■ SOURCE MATERIAL ■
┄┄┄┄┄┄┄┄┄┄┄┄┄┄┄┄┄┄┄┄
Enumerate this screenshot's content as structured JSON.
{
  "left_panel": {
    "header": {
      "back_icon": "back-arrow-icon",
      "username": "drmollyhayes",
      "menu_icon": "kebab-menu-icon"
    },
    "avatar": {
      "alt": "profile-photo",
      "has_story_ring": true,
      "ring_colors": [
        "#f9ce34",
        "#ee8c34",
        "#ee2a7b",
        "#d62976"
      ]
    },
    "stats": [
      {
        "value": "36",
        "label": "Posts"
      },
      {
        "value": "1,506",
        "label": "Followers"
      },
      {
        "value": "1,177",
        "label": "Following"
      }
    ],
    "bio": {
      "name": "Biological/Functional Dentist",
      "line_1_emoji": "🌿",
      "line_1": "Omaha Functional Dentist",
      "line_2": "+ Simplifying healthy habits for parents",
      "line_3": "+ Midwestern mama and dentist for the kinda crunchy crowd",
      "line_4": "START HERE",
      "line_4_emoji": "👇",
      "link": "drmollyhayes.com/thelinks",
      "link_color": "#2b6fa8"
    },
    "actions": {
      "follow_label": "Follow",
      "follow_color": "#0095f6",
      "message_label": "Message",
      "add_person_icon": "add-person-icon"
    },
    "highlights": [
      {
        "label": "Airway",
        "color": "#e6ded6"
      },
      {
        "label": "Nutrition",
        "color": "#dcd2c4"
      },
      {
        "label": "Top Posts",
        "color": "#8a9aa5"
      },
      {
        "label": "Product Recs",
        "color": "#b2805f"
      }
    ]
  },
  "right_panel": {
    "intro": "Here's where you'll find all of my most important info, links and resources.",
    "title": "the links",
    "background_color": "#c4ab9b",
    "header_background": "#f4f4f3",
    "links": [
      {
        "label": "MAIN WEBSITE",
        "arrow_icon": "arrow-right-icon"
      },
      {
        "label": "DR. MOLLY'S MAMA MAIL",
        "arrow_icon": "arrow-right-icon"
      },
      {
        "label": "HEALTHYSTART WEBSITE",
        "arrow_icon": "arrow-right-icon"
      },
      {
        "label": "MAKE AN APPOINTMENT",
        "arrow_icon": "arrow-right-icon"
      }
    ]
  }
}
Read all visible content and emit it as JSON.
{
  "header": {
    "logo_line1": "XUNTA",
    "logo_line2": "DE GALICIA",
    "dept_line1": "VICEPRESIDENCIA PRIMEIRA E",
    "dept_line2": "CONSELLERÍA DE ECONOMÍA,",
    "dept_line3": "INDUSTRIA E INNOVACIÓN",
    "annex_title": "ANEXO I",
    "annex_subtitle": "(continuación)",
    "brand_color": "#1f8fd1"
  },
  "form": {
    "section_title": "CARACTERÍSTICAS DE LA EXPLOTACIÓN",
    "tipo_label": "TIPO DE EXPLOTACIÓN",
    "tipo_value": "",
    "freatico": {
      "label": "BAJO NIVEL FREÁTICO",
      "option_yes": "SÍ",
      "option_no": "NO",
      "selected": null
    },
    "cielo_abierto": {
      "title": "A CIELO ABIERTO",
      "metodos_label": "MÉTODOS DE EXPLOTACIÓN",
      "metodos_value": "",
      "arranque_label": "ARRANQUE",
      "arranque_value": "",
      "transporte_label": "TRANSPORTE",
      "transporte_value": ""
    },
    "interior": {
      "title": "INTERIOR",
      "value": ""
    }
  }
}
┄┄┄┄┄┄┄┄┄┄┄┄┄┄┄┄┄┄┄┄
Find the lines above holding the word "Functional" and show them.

■ FINISHED EXERCISE ■
      "name": "Biological/Functional Dentist",
      "line_1": "Omaha Functional Dentist",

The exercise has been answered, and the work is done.